"Shame and guilt, cultural beliefs and practices contribute to cases being solved privately," she says. One mother in her early 30s said her house-help has reported to her instances where one of the neighbours' children "mounts" the little girls in their apartment while playing.
"Concerned parents raised the issue in our common WhatsApp group and it was discovered that the boy, who is about four, still shares a room with his parents," she said.
"Children learn best through observation and copying. This makes the parents and the caregivers their role models in life," said Ms Njihia.
"It will be inappropriate for parents to engage in sexual behaviour in the presence of their children."
She goes on: "In my view, the children can sleep away from their parents' bed as early as they start weaning. This is because they don't need that frequent feeding throughout the night. When you see a boy "mounting" other children, it's most likely an unconscious act."
"However, it is important to note that this is not always the case as some children who have been exposed to the sexual act by either watching or actually being sexually involved, will exhibit such behaviour. In fact, this is one of the signs to look for in sexually abused children," explained the counsellor.
A woman who was molested at the age of 10 by an older cousin told the Sunday Nation that she can recognise a sex abuse victim from a mile away. She cited an incident where a little girl in their apartment block was walking in an unusual way.
"On closer examination, I noticed that her dress was soiled with blood stains. I reported the matter to her mum who was nonchalant about the issue," narrated the woman.
It turned out the woman's husband, who was not the girl's biological father, was molesting her and the mother did not want to rock her marriage.
Sexual molestation in children is the elephant in the room and hardly do the victims or their families talk about it.
Ms Hellen Gathogo, a social worker, paralegal and counsellor who has been rescuing and rehabilitating abused girls in Laikipia North - where the vice is rampant - said culture is a contributor.
"Unfortunately, these cases don't get to the police as most are solved at home by elders and local chiefs," said Ms Gathogo.
"The perpetrators are fined cash or animals paid to the violated party. These acts are responsible for the rising number of HIV cases in the county. Pregnancy and other STIs are also on the rise," she added.
"It is a cultural challenge as some of these communities do not see anything wrong with men having sex with five-year-old girls after a "beading" ceremony (a practice among the Samburu community where girls as young as five are allowed to have a 'boyfriend')," she explained. "Once beaded, the child is handed over to a mature relative who "protects" her from other men in exchange for sexual favours." Ms Njihia says most sex abuse cases in Kenya go unreported.

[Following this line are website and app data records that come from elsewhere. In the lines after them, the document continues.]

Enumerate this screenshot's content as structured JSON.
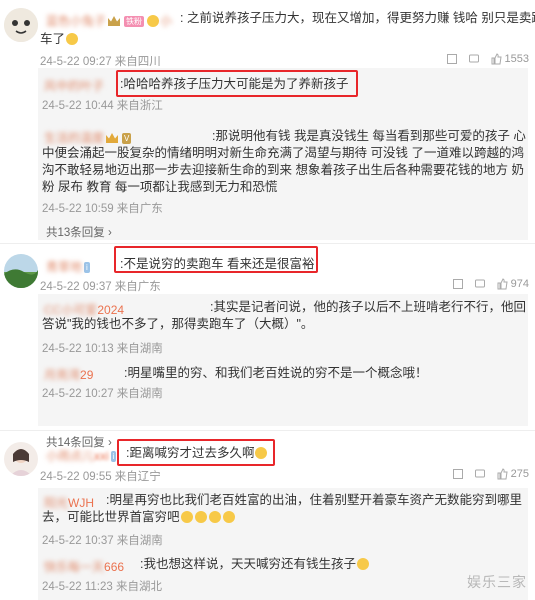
{
  "c1": {
    "tail": ":  之前说养孩子压力大，现在又增加，得更努力赚 钱哈 别只是卖跑",
    "tail2": "车了",
    "meta": "24-5-22 09:27 来自四川",
    "likes": "1553"
  },
  "c1_sub1": {
    "text": ":哈哈哈养孩子压力大可能是为了养新孩子",
    "meta": "24-5-22 10:44 来自浙江"
  },
  "c1_sub2": {
    "text": ":那说明他有钱 我是真没钱生 每当看到那些可爱的孩子 心中便会涌起一股复杂的情绪明明对新生命充满了渴望与期待 可没钱 了一道难以跨越的鸿沟不敢轻易地迈出那一步去迎接新生命的到来 想象着孩子出生后各种需要花钱的地方 奶粉 尿布 教育 每一项都让我感到无力和恐慌",
    "meta": "24-5-22 10:59 来自广东"
  },
  "c1_more": "共13条回复",
  "c2": {
    "text": ":不是说穷的卖跑车 看来还是很富裕",
    "meta": "24-5-22 09:37 来自广东",
    "likes": "974"
  },
  "c2_sub1": {
    "tag": "2024",
    "text": ":其实是记者问说，他的孩子以后不上班啃老行不行，他回答说\"我的钱也不多了，那得卖跑车了（大概）\"。",
    "meta": "24-5-22 10:13 来自湖南"
  },
  "c2_sub2": {
    "tag": "29",
    "text": ":明星嘴里的穷、和我们老百姓说的穷不是一个概念哦！",
    "meta": "24-5-22 10:27 来自湖南"
  },
  "c2_more": "共14条回复",
  "c3": {
    "tag": "xxi",
    "text": ":距离喊穷才过去多久啊",
    "meta": "24-5-22 09:55 来自辽宁",
    "likes": "275"
  },
  "c3_sub1": {
    "tag": "WJH",
    "text": ":明星再穷也比我们老百姓富的出油，住着别墅开着豪车资产无数能穷到哪里去，可能比世界首富穷吧",
    "meta": "24-5-22 10:37 来自湖南"
  },
  "c3_sub2": {
    "tag": "666",
    "text": ":我也想这样说，天天喊穷还有钱生孩子",
    "meta": "24-5-22 11:23 来自湖北"
  },
  "watermark": "娱乐三家",
  "colors": {
    "highlight_box": "#e8262a",
    "username": "#eb7350",
    "reply_bg": "#f5f5f5"
  }
}
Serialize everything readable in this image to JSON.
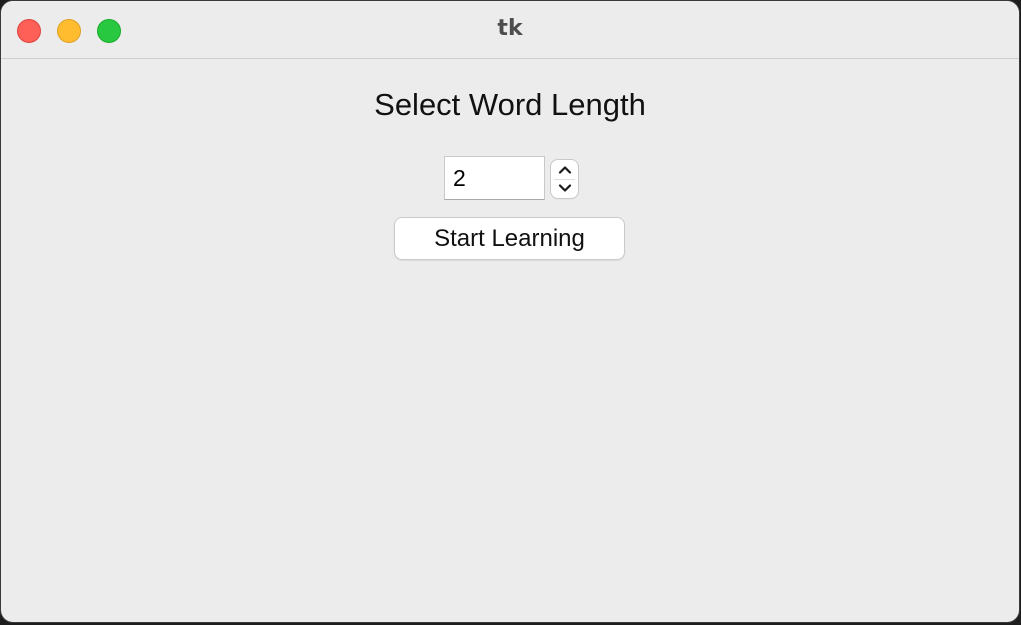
{
  "window": {
    "title": "tk",
    "controls": {
      "close_color": "#fe5f57",
      "minimize_color": "#febc2e",
      "zoom_color": "#28c840"
    }
  },
  "main": {
    "heading": "Select Word Length",
    "word_length_spinbox": {
      "value": "2"
    },
    "start_button_label": "Start Learning"
  }
}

"Most of the offenders are people close to the family so the cases are dealt with at that level as the parents don't want to "spoil" the family name with something so shameful. The children are left suffering psychologically and physically," she said.
The Sunday Nation spoke to a 28-year-old woman who was sexually abused as a child by an uncle. She said parents should be wary of who interacts with their children.
"As parents, we need to be careful about who our children associate with when not around as most of the offenders are people well known to the child," advises Ms Njihia.
She adds that although sexual education is important, parents have to be careful what they share with children.
"In every developmental stage, there's what a child can grasp in terms of sexual education. Do not bombard children with sexual details if they have not attained a certain age.
"For instance, a three-year-old can be taught about private parts - vagina, penis and anus in a friendly child's language. Teach them that nobody should touch or see them. This is the time you also instil family values that you would like your child to have," she said.
In addition to protecting themselves, children who have an awareness of sex abuse will also respect other people's sexuality.